1Institute of Bio- and Geosciences, IBG-3: Agrosphere, Research Center Jülich, 52428 Jülich, Germany
2Institute of Geography, University of Erlangen-Nürnberg, 91054 Erlangen, Germany
3GeoBio-Center and Dept. of Earth and Environmental Sciences, University of Munich, 80333 Munich, Germany
4GEOPOLAR, Institute of Geography, University of Bremen, 28359 Bremen, Germany
5Korea Institute of Geoscience and Mineral Resources, 124 Gwahang-no, Yuseong-gu, Daejeon, 305-350, Republic of Korea
6Seminar für Geographie und ihre Didaktik, University of Cologne, Gronewaldstr. 2, 50931 Cologne, Germany

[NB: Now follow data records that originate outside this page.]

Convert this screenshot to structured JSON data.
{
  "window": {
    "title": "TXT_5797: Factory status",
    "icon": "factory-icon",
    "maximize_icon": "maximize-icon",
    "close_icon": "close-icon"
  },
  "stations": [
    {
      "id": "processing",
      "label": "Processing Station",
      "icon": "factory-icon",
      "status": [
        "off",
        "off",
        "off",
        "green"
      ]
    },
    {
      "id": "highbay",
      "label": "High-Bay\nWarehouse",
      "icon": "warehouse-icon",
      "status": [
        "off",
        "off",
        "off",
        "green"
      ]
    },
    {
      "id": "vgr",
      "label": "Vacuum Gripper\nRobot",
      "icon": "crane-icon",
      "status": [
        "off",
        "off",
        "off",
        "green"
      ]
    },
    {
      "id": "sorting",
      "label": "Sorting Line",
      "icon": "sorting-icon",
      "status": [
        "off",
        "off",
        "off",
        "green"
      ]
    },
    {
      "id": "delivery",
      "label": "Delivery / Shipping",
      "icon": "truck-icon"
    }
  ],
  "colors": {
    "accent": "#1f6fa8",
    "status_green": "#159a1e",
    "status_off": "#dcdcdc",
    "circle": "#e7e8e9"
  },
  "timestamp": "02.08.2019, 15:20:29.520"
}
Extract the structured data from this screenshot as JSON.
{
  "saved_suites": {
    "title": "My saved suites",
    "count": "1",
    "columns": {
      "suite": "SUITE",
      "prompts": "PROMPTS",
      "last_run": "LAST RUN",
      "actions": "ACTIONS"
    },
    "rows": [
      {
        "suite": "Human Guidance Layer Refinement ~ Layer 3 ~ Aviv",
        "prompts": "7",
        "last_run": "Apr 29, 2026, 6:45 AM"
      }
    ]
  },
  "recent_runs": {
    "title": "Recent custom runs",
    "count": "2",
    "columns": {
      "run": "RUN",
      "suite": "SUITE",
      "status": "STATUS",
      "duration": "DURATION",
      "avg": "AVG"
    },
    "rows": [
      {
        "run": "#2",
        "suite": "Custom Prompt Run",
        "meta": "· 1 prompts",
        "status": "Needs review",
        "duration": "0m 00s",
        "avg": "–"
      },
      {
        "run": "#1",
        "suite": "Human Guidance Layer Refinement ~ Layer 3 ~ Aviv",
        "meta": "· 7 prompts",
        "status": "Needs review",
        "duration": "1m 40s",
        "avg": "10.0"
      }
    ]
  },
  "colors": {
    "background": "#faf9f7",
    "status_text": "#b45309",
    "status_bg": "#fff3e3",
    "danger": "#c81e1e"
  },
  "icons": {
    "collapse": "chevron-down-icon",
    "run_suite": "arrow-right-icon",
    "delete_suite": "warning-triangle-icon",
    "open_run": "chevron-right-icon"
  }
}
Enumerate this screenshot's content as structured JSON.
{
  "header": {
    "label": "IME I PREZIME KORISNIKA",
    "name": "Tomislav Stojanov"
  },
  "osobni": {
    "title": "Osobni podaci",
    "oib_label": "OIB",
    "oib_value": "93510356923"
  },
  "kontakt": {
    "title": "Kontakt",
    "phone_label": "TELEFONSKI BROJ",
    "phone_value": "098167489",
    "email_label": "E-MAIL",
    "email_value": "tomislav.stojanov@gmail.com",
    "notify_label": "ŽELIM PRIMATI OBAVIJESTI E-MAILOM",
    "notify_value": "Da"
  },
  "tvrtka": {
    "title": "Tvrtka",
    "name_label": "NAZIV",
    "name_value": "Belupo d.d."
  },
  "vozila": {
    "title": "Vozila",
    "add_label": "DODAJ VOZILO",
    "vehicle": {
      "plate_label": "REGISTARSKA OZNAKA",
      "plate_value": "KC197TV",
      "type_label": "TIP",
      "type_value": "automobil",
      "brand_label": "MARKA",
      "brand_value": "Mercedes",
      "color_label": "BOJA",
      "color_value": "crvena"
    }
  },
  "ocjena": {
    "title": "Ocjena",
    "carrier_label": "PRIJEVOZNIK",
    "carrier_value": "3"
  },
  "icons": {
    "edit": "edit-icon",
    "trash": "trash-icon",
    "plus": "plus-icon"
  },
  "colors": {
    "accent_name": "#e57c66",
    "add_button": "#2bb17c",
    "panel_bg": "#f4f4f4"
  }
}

Abstract. The Southern Hemisphere westerly winds (SHW) play a crucial role in the large-scale ocean circulation and global carbon cycling. Accordingly, the reconstruction of its latitudinal position and intensity is essential for understanding global climatic fluctuations during the last glacial cycle. The southernmost part of the South American continent is of great importance for paleoclimate studies as the only continental mass intersecting a large part of the SHW belt. However, continuous proxy records back to the last Glacial are rare in southern Patagonia, owing to the Patagonian Ice Sheets expanding from the Andean area and the scarcity of continuous paleoclimate archives in extra-Andean Patagonia. Here, we present an oxygen isotope record from cellulose and purified bulk organic matter of aquatic moss shoots from the last glacial-interglacial transition preserved in the sediments of Laguna Potrok Aike (52° S, 70° W), a deep maar lake located in semi-arid, extra-Andean Patagonia. The highly significant correlation between oxygen isotope values of aquatic mosses and their host waters and the abundant well-preserved moss remains allow a high-resolution oxygen isotope reconstruction of lake water (δ18Olw) for this lake. Long-term δ18Olw variations are mainly determined by δ18O changes of the source water of lake, surface air temperature and evaporative 18O enrichment. Under permafrost conditions during the Glacial, the groundwater may not be recharged by regional precipitation. The isolated groundwater could have had much less negative δ18O values than glacial precipitation. The less 18O depleted source water and prolonged lake water residence time caused by reduced interchange between in- and outflows could have resulted in the reconstructed glacial δ18Olw that was only ca. 3‰ lower than modern values. The significant two-step rise in reconstructed δ18Olw during the last deglaciation demonstrated the response of isotope composition of lake water to fundamental climatic shifts. Rapid deglacial warming is supposed to cause the 18O enrichment of lake water by ca. 2‰ during the first rise between 17 600 and 15 600 cal BP by increasing temperature-induced evaporation and more 18O enriched precipitation. After a millennial transition period of receding values by up to 0.7‰, the reconstructed δ18Olw resumed pronounced increase since 14 600 cal BP. This cumulative enrichment in 18O of lake water could be interpreted as a response to the strengthened wind-driven evaporation, implying the intensification and establishment of the SHW at the latitude of Laguna Potrok Aike (52° S). During the early Holocene the SHW exerted its full influence on the lake water balance, reflected by reconstructed δ18Olw approaching modern values, indicating a strongly evaporative steppe climate in the Laguna Potrok Aike region.